“In addition to getting around the difficulties with using molten titanium, using titanium powder has the benefits of conserving processing time and energy, and it produces less waste material,” said Joel Rieken, co-founder of Iowa Powder Atomization Technologies. “The overall process is better, except for the current problems of higher cost and lower availability of titanium powder. But those are two problems IPAT is seeking to solve.”
From left: IPAT co-founder Andrew Heidloff, IPAT business developer Doug Moore, John Pappajohn and IPAT co-founder Joel Rieken.
In Iowa Powder Atomization Technologies’ process for titanium atomization, the metal is melted using a standard commercial process then heated and precisely guided by an Ames Laboratory-developed pour tube into a high intensity atomization nozzle, also developed at Ames Lab. The metal is then sprayed out in a fine droplet mist. Each droplet quickly cools and solidifies, creating a collection of many tiny spheres, forming fine titanium powder.
The Ames Laboratory Director, Alex King, said that IPAT’s technology allows lightweight, high strength parts to be fabricated at low cost. These can be used in biomedical implants as well as in energy-efficient cars, planes and trains.
Earlier this year IPAT also was a winner of the Department of Energy’s America’s Next Top Energy Innovator Challenge, a program that recognizes some of the most innovative and promising startup companies based on DOE-developed technology.
The DOE Office of Science, Office of Fossil Energy, and the Iowa State University Research Foundation funded the original research on the gas atomizer technologies developed at Ames Laboratory.

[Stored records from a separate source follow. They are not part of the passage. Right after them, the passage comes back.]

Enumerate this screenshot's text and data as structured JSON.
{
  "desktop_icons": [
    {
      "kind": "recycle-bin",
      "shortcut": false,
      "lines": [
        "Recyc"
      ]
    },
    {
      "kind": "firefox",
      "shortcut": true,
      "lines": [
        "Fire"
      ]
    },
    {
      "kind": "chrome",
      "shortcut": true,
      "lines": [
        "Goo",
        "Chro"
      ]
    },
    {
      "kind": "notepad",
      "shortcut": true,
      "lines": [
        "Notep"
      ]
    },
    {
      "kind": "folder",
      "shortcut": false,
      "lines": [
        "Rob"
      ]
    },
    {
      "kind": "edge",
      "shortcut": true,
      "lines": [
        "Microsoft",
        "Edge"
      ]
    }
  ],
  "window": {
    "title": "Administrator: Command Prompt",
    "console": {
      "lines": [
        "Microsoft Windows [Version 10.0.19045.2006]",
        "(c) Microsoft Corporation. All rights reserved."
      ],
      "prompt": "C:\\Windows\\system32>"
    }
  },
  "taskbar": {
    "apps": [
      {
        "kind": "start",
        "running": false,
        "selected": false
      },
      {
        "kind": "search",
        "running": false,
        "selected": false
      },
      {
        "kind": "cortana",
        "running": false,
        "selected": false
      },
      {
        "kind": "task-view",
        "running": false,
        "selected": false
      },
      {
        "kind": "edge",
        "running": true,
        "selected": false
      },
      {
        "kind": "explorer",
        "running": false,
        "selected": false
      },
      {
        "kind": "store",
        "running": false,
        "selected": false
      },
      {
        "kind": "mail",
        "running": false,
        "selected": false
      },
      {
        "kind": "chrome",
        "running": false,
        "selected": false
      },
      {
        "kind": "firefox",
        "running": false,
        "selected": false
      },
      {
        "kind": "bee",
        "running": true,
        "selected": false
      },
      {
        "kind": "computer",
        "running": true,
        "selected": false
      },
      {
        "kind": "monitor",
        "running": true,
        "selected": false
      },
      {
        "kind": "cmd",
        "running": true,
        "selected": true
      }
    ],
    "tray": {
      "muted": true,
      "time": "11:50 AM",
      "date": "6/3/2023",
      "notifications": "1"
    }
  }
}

For more Ames Laboratory technologies available for licensing, visit the ISU Research Foundation’s web site at http://www.techtransfer.iastate.edu/en/for_industry/technology_search/search.cfm. Enter “Ames Lab” in the search field. DOE's Office of Energy Efficiency and Renewable Energy also sponsors a searchable database of the national laboratories' energy technologies available for licensing, and patents and patent applications: http://techportal.eere.energy.gov. Enter “Ames Laboratory” in the search field.